§ WHAT IS NEEDED: The required answer is a copy of each line in the entries below that includes "JSON".

========================================

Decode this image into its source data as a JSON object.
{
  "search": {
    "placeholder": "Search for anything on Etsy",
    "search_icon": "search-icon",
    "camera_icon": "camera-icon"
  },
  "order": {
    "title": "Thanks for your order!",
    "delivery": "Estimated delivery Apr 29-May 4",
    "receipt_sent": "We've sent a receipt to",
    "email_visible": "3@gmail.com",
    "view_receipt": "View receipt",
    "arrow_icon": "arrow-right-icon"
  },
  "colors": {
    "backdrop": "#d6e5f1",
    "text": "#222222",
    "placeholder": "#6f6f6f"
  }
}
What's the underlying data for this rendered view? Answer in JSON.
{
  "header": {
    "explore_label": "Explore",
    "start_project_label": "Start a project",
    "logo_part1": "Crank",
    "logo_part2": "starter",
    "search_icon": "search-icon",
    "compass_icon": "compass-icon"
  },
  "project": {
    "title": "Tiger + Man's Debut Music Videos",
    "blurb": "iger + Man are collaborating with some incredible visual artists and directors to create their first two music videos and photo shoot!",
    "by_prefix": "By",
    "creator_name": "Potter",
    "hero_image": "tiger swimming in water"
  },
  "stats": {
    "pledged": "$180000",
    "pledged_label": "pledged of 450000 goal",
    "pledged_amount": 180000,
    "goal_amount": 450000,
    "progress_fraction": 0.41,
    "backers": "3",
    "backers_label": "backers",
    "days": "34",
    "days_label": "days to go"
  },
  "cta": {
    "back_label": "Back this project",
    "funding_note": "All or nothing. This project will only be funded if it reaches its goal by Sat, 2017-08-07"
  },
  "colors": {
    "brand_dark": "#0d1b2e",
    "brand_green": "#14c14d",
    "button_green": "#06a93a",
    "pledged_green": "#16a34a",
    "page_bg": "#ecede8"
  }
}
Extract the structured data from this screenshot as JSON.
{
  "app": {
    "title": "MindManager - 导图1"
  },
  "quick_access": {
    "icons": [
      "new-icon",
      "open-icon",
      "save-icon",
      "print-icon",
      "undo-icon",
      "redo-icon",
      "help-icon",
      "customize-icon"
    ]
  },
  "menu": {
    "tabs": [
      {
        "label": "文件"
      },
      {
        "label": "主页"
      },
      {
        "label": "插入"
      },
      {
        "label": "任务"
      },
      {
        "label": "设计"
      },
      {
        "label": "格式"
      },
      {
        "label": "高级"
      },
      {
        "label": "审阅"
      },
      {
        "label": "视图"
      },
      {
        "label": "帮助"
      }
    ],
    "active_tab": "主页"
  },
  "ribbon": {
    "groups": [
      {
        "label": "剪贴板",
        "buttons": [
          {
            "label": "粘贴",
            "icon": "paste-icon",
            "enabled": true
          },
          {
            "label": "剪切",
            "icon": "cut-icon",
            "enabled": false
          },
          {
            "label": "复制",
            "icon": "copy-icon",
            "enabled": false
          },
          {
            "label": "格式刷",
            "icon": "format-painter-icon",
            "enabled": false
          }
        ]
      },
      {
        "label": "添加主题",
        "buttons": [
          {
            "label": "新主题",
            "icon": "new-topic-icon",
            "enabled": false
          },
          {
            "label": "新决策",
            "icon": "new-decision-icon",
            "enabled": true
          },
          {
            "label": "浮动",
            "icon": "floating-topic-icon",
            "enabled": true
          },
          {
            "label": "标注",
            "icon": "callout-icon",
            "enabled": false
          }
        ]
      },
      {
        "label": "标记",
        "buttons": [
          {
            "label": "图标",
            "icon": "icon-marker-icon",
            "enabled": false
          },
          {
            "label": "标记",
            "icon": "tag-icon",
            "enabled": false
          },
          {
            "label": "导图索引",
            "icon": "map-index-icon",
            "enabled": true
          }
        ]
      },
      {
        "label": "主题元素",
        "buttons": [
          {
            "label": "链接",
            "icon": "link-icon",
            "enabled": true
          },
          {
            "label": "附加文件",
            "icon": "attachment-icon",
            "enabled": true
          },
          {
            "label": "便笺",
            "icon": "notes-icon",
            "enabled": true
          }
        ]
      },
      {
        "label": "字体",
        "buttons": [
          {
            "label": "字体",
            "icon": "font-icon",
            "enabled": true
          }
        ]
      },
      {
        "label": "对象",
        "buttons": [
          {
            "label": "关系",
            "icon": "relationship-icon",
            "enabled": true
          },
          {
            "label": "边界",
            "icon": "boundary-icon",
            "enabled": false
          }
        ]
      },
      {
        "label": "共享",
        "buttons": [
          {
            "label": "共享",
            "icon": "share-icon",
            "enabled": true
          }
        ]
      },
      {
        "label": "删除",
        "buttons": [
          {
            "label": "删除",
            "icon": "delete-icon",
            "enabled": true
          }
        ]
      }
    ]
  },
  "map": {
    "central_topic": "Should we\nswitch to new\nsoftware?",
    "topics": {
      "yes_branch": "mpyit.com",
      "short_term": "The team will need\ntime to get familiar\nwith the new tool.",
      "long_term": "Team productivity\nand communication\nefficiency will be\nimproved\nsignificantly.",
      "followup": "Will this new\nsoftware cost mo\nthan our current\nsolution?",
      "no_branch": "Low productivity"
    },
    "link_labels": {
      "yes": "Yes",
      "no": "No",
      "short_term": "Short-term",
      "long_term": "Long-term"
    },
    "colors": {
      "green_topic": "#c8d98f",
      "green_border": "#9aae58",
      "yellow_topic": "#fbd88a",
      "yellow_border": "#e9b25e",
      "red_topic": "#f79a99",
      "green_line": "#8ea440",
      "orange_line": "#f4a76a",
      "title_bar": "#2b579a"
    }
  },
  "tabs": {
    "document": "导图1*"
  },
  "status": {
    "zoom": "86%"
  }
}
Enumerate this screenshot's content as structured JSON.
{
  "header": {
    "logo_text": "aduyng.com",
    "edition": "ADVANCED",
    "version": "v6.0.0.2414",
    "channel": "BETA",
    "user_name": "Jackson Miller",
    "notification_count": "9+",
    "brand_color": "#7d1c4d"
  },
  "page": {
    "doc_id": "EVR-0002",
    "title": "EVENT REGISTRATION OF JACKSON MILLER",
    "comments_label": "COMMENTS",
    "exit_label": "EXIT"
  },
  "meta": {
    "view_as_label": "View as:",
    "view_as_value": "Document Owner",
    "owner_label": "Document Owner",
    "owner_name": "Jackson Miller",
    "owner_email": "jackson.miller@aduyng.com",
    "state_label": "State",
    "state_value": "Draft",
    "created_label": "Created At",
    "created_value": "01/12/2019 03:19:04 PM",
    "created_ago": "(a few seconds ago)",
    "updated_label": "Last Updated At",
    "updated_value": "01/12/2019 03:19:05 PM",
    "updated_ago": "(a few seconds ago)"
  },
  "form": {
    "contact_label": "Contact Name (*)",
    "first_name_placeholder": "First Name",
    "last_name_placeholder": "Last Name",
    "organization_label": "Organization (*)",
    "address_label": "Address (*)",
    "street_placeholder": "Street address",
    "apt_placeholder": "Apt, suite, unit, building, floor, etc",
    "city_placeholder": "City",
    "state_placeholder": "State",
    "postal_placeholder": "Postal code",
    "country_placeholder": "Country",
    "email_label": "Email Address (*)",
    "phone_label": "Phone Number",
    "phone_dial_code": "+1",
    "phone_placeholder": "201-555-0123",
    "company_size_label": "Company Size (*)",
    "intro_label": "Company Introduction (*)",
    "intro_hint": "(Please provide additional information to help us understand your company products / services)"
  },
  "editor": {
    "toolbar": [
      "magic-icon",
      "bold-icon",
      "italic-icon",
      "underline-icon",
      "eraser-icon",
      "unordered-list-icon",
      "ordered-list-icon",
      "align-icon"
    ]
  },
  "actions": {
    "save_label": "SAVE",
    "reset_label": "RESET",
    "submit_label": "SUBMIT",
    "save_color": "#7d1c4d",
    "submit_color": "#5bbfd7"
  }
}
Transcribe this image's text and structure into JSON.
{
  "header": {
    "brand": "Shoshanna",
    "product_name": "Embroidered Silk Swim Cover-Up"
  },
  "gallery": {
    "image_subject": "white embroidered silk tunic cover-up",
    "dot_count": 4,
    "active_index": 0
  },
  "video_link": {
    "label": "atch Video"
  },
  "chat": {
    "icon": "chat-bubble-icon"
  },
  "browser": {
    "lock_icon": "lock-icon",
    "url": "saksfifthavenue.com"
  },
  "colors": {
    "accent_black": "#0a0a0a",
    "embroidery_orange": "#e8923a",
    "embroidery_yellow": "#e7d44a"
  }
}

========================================

§ EXERCISE RESULT:
Decode this image into its source data as a JSON object.
What's the underlying data for this rendered view? Answer in JSON.
Extract the structured data from this screenshot as JSON.
Enumerate this screenshot's content as structured JSON.
Transcribe this image's text and structure into JSON.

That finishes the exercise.